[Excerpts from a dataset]
.....
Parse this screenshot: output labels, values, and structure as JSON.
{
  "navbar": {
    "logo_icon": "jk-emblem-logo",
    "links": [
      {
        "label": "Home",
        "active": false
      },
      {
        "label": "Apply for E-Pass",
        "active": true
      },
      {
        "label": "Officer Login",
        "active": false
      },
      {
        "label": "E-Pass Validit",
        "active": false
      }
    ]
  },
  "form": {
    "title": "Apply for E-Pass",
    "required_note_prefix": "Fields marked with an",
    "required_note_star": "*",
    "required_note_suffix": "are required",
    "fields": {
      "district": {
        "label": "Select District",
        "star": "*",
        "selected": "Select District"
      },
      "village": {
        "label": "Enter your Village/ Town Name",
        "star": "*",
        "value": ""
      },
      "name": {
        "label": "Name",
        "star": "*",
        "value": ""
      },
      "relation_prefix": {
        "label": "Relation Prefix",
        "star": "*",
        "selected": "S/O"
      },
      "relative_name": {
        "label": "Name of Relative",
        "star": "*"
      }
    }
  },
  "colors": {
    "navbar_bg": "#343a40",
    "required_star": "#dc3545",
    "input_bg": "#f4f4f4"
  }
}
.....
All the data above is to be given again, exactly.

§ **THE COMPLETED TASK**
Parse this screenshot: output labels, values, and structure as JSON.
{
  "navbar": {
    "logo_icon": "jk-emblem-logo",
    "links": [
      {
        "label": "Home",
        "active": false
      },
      {
        "label": "Apply for E-Pass",
        "active": true
      },
      {
        "label": "Officer Login",
        "active": false
      },
      {
        "label": "E-Pass Validit",
        "active": false
      }
    ]
  },
  "form": {
    "title": "Apply for E-Pass",
    "required_note_prefix": "Fields marked with an",
    "required_note_star": "*",
    "required_note_suffix": "are required",
    "fields": {
      "district": {
        "label": "Select District",
        "star": "*",
        "selected": "Select District"
      },
      "village": {
        "label": "Enter your Village/ Town Name",
        "star": "*",
        "value": ""
      },
      "name": {
        "label": "Name",
        "star": "*",
        "value": ""
      },
      "relation_prefix": {
        "label": "Relation Prefix",
        "star": "*",
        "selected": "S/O"
      },
      "relative_name": {
        "label": "Name of Relative",
        "star": "*"
      }
    }
  },
  "colors": {
    "navbar_bg": "#343a40",
    "required_star": "#dc3545",
    "input_bg": "#f4f4f4"
  }
}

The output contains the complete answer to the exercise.